* [Entries provided]:

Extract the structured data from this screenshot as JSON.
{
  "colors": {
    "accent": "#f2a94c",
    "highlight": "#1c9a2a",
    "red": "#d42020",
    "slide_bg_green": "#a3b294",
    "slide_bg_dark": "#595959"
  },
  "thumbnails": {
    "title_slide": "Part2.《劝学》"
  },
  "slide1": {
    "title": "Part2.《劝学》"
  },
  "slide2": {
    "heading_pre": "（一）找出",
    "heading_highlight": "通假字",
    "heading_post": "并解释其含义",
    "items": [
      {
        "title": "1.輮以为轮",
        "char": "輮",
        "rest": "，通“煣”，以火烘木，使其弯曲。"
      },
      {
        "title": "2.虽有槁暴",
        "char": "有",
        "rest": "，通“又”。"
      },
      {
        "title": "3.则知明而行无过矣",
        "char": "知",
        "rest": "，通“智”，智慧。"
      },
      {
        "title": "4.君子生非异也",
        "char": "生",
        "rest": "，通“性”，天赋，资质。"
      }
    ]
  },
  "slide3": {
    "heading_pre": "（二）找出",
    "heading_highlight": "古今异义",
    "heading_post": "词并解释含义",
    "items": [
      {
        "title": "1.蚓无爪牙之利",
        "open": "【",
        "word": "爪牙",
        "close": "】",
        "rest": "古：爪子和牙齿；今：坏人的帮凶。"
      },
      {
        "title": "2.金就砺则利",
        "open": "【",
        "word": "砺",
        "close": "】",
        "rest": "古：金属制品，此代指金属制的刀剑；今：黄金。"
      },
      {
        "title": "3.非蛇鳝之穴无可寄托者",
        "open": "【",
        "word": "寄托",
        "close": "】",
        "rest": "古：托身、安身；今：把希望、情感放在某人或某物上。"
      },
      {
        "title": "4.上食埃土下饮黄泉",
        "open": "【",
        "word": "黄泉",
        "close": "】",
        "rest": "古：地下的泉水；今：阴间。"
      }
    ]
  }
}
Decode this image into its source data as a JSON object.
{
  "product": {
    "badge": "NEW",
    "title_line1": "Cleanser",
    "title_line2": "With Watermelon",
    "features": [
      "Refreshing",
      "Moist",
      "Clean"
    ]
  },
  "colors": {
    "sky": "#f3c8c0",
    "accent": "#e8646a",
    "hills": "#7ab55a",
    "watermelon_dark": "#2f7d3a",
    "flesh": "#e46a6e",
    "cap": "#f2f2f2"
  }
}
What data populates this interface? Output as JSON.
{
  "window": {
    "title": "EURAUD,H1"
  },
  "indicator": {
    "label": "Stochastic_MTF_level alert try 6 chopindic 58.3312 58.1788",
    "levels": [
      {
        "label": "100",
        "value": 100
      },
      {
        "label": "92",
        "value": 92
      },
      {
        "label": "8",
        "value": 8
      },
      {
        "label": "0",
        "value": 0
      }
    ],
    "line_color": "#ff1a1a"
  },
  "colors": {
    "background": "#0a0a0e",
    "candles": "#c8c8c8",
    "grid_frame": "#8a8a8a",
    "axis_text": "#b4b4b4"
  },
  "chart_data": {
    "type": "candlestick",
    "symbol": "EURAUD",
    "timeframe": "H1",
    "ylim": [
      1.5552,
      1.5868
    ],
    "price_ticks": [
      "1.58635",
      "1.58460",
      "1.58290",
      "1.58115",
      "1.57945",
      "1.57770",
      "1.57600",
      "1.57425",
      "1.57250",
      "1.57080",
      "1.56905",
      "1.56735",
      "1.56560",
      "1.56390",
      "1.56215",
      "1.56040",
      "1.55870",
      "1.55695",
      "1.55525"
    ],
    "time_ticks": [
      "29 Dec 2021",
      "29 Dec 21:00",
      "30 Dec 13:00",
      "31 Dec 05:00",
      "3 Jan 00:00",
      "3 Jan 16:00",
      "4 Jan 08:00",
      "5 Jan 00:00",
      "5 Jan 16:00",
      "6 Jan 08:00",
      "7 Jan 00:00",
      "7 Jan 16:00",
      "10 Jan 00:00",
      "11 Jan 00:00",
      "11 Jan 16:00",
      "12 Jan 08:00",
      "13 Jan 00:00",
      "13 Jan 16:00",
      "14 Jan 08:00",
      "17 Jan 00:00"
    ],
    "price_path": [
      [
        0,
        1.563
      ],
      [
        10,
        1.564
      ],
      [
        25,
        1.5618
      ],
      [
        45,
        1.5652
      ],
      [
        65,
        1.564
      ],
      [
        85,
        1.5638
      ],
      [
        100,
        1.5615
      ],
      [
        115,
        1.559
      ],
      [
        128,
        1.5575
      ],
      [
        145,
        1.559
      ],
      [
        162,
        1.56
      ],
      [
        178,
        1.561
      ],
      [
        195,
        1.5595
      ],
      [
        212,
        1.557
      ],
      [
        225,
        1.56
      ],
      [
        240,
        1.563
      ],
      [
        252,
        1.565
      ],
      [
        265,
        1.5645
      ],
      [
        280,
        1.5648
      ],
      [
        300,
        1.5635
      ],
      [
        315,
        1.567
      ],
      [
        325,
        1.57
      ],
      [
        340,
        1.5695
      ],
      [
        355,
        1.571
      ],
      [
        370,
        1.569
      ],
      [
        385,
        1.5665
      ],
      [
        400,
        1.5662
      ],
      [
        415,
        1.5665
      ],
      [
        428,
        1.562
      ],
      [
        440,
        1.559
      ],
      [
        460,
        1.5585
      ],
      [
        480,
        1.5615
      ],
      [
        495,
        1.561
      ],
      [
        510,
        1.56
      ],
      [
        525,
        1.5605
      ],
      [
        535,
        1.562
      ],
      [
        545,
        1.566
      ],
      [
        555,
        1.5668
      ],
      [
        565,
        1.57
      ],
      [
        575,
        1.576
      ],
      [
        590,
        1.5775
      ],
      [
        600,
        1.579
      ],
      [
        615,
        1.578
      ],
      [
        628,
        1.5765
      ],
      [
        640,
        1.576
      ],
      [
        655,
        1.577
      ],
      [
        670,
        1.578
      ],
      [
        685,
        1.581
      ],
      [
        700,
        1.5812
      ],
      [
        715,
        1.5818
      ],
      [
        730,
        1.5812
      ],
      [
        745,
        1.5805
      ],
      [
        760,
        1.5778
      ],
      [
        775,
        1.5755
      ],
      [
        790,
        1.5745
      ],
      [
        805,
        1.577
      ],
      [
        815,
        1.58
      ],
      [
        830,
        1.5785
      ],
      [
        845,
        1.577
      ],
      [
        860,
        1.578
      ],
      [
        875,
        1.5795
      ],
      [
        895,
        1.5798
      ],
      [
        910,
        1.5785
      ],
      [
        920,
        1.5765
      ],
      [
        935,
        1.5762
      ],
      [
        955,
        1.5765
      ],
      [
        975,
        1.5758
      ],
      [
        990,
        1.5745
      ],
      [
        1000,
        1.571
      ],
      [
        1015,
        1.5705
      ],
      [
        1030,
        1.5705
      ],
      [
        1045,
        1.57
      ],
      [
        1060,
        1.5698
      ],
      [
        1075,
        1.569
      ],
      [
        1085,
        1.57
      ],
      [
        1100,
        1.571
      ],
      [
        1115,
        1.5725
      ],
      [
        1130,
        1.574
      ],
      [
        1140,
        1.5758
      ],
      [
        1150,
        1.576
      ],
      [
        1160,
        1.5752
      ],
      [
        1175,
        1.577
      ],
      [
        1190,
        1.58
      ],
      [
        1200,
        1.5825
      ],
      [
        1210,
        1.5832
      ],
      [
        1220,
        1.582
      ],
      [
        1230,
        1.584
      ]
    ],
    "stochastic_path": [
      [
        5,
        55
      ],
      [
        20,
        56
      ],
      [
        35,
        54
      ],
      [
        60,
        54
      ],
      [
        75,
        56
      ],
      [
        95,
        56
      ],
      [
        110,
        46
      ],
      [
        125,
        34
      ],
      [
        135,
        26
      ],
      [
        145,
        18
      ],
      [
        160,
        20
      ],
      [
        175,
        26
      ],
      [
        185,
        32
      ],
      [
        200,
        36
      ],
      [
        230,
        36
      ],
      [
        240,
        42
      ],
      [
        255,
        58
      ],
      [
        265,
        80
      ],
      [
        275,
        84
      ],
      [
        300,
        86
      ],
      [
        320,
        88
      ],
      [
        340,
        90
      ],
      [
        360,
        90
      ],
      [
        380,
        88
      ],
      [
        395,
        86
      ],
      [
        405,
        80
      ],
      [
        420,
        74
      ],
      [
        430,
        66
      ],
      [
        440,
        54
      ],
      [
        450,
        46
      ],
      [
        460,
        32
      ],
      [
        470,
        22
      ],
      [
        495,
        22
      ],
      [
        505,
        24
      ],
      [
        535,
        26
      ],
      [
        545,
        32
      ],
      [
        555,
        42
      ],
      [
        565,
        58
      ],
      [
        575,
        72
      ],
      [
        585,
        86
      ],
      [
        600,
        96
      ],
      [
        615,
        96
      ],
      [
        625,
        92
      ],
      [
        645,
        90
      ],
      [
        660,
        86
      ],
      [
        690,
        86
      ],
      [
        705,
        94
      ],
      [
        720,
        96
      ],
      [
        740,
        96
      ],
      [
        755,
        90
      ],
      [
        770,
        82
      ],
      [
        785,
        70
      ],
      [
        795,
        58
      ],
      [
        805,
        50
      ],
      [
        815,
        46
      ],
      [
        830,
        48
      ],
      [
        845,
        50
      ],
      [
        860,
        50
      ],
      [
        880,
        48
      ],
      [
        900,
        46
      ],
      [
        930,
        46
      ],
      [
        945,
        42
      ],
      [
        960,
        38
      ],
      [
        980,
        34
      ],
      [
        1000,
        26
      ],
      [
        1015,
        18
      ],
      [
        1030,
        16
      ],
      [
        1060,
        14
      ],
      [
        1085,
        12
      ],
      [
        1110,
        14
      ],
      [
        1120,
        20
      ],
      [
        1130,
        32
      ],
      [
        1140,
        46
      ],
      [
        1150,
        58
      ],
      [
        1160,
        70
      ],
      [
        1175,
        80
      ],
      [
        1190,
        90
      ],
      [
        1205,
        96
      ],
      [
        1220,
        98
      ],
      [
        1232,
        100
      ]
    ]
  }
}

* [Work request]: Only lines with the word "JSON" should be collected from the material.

* [Answer to the problem]:
Extract the structured data from this screenshot as JSON.
Decode this image into its source data as a JSON object.
What data populates this interface? Output as JSON.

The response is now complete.